Sally Mann ’74, M.A. ’75 is one of America’s most celebrated photographers, and the National Gallery of Art is presenting the first major international exhibition of her photographs of the South.
Sally Mann: A Thousand Crossings brings together 115 photographs that offer insight into Mann’s connection with the literature, art, and history of her native region. Many of the photographs in the exhibition, which will be on view in the National Gallery of Art’s West Building in Washington, D.C., from March 4 through May 28, are being shown for the first time.
“In her compelling photographs, Mann uses the personal to allude to the universal, considering intimate questions of family, memory, and death while also evoking larger concerns about the influence of the South’s past on its present,” said National Gallery of Art Director Earl A. Powell, III.
A Thousand Crossings is a five-part exhibition. Family features photographs that Mann took of her three children during the 1980s at their summer cabin on Virginia’s Maury River. Swamplands, fields, and decaying estates that Mann discovered during her travels across Virginia, Georgia, Louisiana, and Mississippi in the 1990s highlight The Land. Civil War battlefields are the focus of LastMeasure, and Abide with Me investigates the role of race and history in shaping Virginia’s landscape and Mann’s own childhood and adolescence. The exhibition’s final section, What Remains, touches on themes of time, transformation, and death through photographs of Mann and her family.
“With the acquisition of works from the Corcoran Gallery of Art in 2014, the National Gallery is now one of the largest repositories of Mann’s photographs,” Powell noted. “We are grateful for the opportunity to work closely with the artist in presenting a wide selection of the work she has created over four decades.”
Mann has won numerous awards, including fellowships from the Guggenheim and National Endowment for the Arts.
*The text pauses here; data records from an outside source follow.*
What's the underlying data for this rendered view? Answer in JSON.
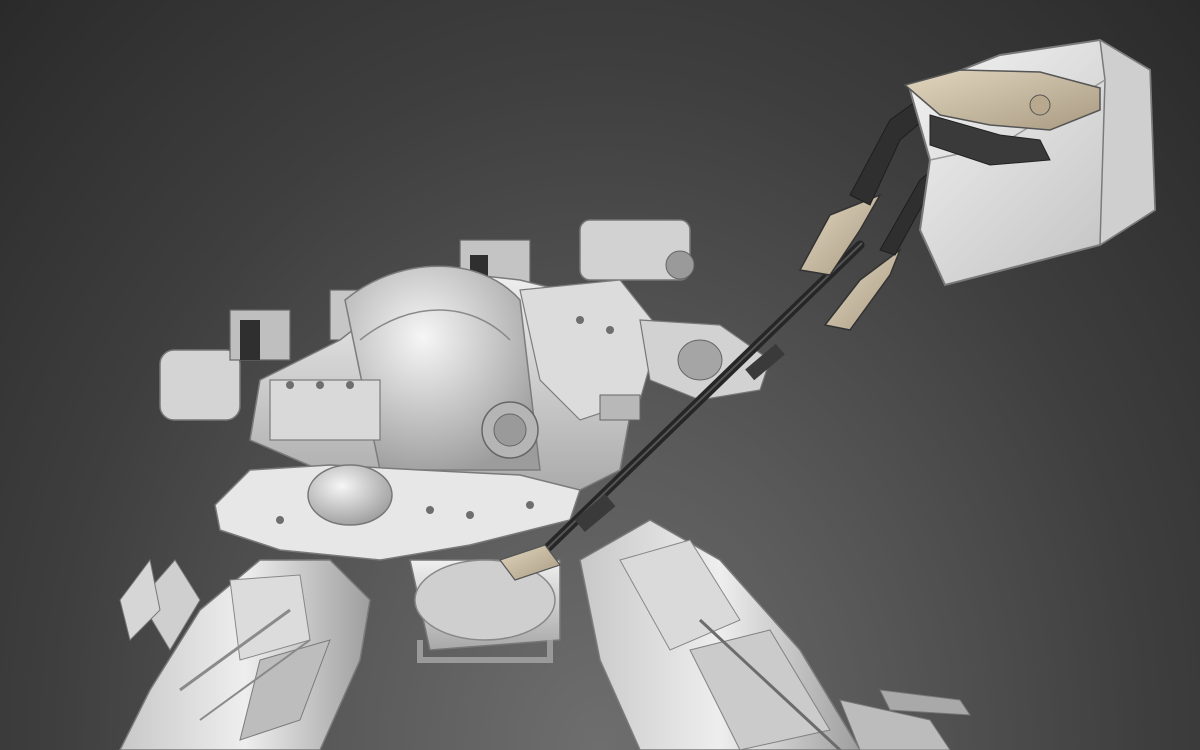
{
  "viewport": {
    "background_top": "#2a2a2a",
    "background_bottom": "#6e6e6e"
  },
  "model": {
    "primary_color": "#e4e4e4",
    "shadow_color": "#9a9a9a",
    "accent_color": "#cdbfa6",
    "dark_color": "#2e2e2e"
  }
}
In 2001 she was named America’s Best Photographer by Time magazine. Her books of photographs include Immediate Family, At Twelve, and Mother Land. Her photographs are in the permanent collections of many museums, including the Museum of Modern Art, the Whitney Museum of American Art, and the Smithsonian American Art Museum. In 2015, her memoir, Hold Still, was shortlisted for the National Book Award. She is a recipient of the Hollins Distinguished Alumnae Award.
A Hollins alumna who has earned a place in Winter Olympics history was the honored guest at the kick-off to New York’s 38th Empire State Winter Games (ESWG).
Suzy Mink ’74, who was a member of the relay team that carried the Olympic torch 900 miles to Lake Placid for the 1980 Winter Olympics, helped launch the inaugural ESWG Torch Relay on January 29 in Manhattan. The relay’s 330-mile path goes from New York City to Lake Placid, where the ESWG Opening Ceremony takes place on February 1.
According to a news release from ESWG, “The Torch Relay will call attention to the commitment New York State has to the Empire State Winter Games’ participating towns and villages, and the more than 2,500 athletes and winter sport enthusiasts across the Northeast and Canada who take part in the Games.”
Resplendent in the same uniform she wore while carrying the torch 38 years ago, Mink was designated “the number one lead torch lighter” at New York’s Battery Park by relay organizers. She then led a contingent along the Hudson River Walkway as part of an hour-long special event to start the relay.
“In addition to calling attention to the Empire State Winter Games, we want to encourage people from across the region to get outside and play,” said Tait Wardlaw, ESWG director. “What better way to inspire others than to run from Manhattan to Lake Placid.”
Mink serves as Hollins’ senior philanthropic advisor and competes in triathlons throughout North America and Europe.